I cannot say this will ever change, because when I buried my daughter I buried a part of me, too.  And there they lay for all eternity, together beneath the ground.  And I could go back with my shovel; an attempt to  resurrect what used to be but it's such a fruitless labor.  Because both of them are gone, and because it just leaves dirt on my hands. 

I prefer to  live in the acknowledgement of both, and alongside those who allow me such an existence.  The ones who still care about girl whose heart stopped one unassuming Saturday afternoon, shortly after her daughter's did the same. 

I prefer to acknowledge the beauty that becomes in carrying on.  Even when it hurts, and even when it barely leaves the bed.  Her brothers,  hand in hand on the path to her tree; sharing crackers on the bench.  The oldest, sprinting the moment his feet hit the gravel and the youngest, squealing at the geese and losing sight of his ankles in the grass. 

Pooling laughter in the backseat. Half naked, public baths in muddy fountain water.  Sloppy toddler serenades and chasing dragonflies and snow cones before dinner. 
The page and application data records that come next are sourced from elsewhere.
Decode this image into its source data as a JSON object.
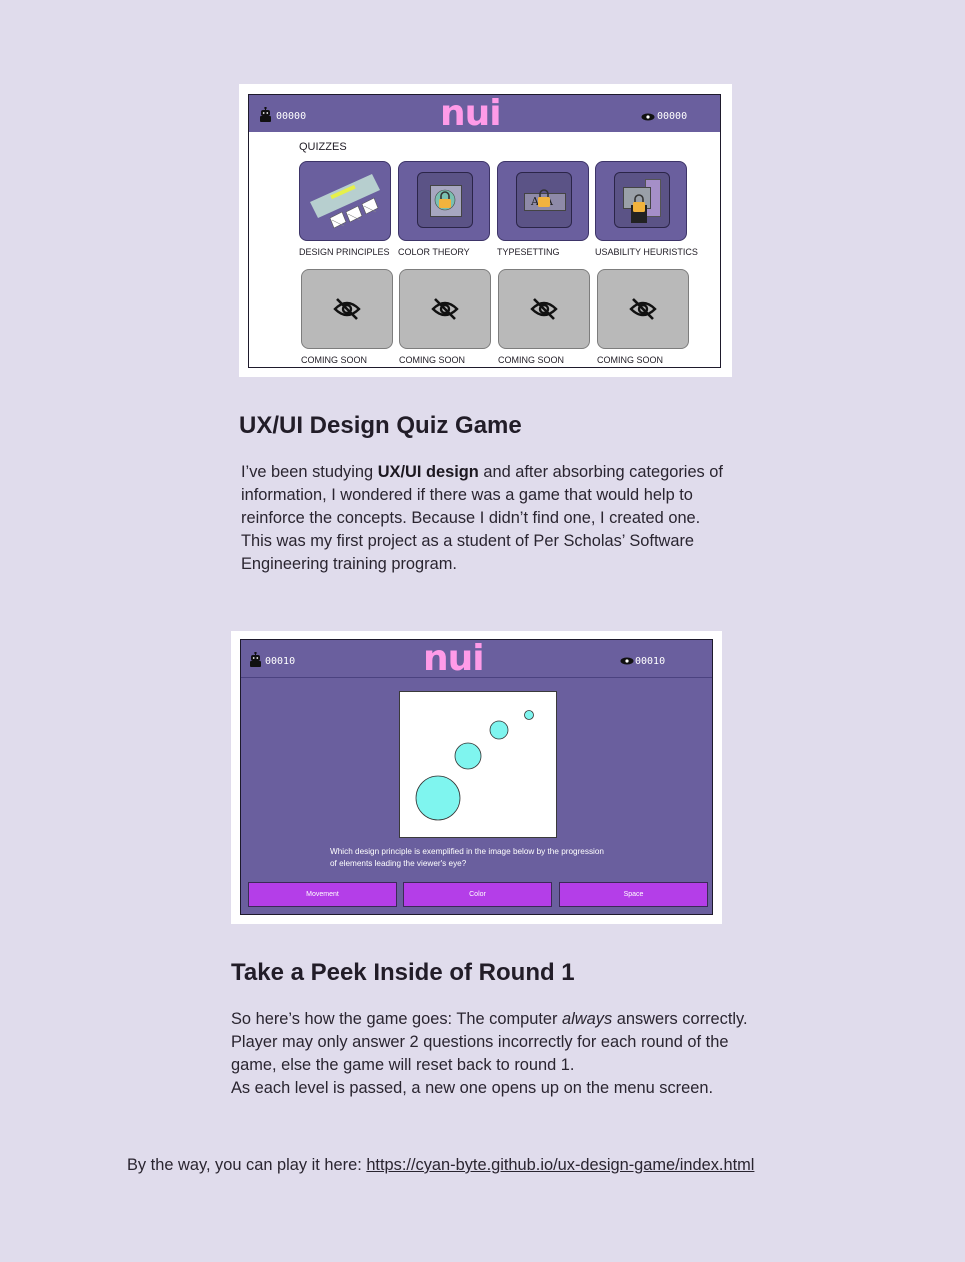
{
  "screenshot1": {
    "logo": "nui",
    "left_score": "00000",
    "right_score": "00000",
    "quizzes_heading": "QUIZZES",
    "quizzes": [
      {
        "label": "DESIGN PRINCIPLES",
        "icon": "design-principles-art",
        "locked": false
      },
      {
        "label": "COLOR THEORY",
        "icon": "color-theory-art",
        "locked": true
      },
      {
        "label": "TYPESETTING",
        "icon": "typesetting-art",
        "locked": true
      },
      {
        "label": "USABILITY HEURISTICS",
        "icon": "usability-heuristics-art",
        "locked": true
      }
    ],
    "coming_soon": [
      {
        "label": "COMING SOON",
        "icon": "eye-slash-icon"
      },
      {
        "label": "COMING SOON",
        "icon": "eye-slash-icon"
      },
      {
        "label": "COMING SOON",
        "icon": "eye-slash-icon"
      },
      {
        "label": "COMING SOON",
        "icon": "eye-slash-icon"
      }
    ]
  },
  "section1": {
    "title": "UX/UI Design Quiz Game",
    "p_lead": "I’ve been studying ",
    "p_bold": "UX/UI design",
    "p_rest": " and after absorbing categories of information, I wondered if there was a game that would help to reinforce the concepts. Because I didn’t find one, I created one. This was my first project as a student of Per Scholas’ Software Engineering training program."
  },
  "screenshot2": {
    "logo": "nui",
    "left_score": "00010",
    "right_score": "00010",
    "question": "Which design principle is exemplified in the image below by the progression of elements leading the viewer's eye?",
    "answers": [
      "Movement",
      "Color",
      "Space"
    ]
  },
  "section2": {
    "title": "Take a Peek Inside of Round 1",
    "p_lead": "So here’s how the game goes: The computer ",
    "p_italic": "always",
    "p_rest": " answers correctly. Player may only answer 2 questions incorrectly for each round of the game, else the game will reset back to round 1.",
    "p_line2": "As each level is passed, a new one opens up on the menu screen."
  },
  "closing": {
    "text": "By the way, you can play it here: ",
    "link": "https://cyan-byte.github.io/ux-design-game/index.html"
  },
  "colors": {
    "page_bg": "#e0dcec",
    "game_purple": "#6a5f9e",
    "logo_pink": "#ff9be8",
    "answer_button": "#b43ee8",
    "circle_cyan": "#7ff5ef"
  }
}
I am most alive in these moments with them.   I see the parts of her I could feel then; the parts that only my heart was privy to.  And in these moments I am grateful for such a time with her, and for such a time as this. 












Thursday, May 4, 2017

I Am Not A Teacher.

In honor of "Teacher Appreciation Month", I would like to express my gratitude for the many amazing teachers, colleagues, and students in my life (past and present).  In case no one tells you tomorrow, or the day after, THANK YOU for ALL that you do, every day.



I am not a teacher.

I am a judge; an auctioneer; a comedian. 

I am a banker.  And a chef.  And a doctor.   All by nine am. 

I am a stealer of time; a slayer of falsehoods; I am a voice in their heads.


I am not a teacher; I am a shield. 

A steady hand in a lockdown drill. 

I make them feel safe in a world that is never so.  I surround, like a calm in the night; like velvet to a sacred scroll. 

 
I am not a teacher; I am a chorus, and a circus, and a magician. 

I make stars from paper and grit from hands and diplomas from brick walls. 

I bring life to rainy mornings and Pythagorean Theorems.  I tell them to lift their heads, dry their eyes, and then I show them why the leaves change. 


I am not a teacher; I am a madman.

I turn rage into sonnets; reservation to center stage. 

I step into wars; flying fists, lost innocence, and scars.  I take the bullet; every hit, all the blame, and then I return in the morning.


I am not a teacher; I am a mother.

I hold band aids to bloodied knees, and hands across the street.  I feed and I clothe and I protect, with all of me, every day. 

I dream in sloppy cursive and college rule.  I extrapolate and interrogate and allocate, and when they curse me for it I remain.  In their corner always. 


I am not a teacher; I am a limb.

I am a shoulder, and a locked knee, and a heart that bleeds and bleeds. 

I am an ear to greet their wounds; a backbone on a playground, and a brain on a whiteboard on three hours' sleep.


I am not a teacher; I am a rock star, and a jester, and a broken record. 

I show them lines on paper and in hallways, and then I tell them to never stay inside.


I am an torch, and an umbrella, and a first line.

I am a nag, and a punching bag, and a friend.

I am intelligent and intrusive and inadequate.  I am the least revered and the highest of stakes. 


I am determined and ill-prepared and willing, but I am not a teacher, because what I do cannot be held in a word, or a book, or a classroom. 


I am the work that spans lifetimes.

I am the love that waits with a smile,
who cries when they leave me single file.

I am not a teacher. 

I am everything, and everyone else.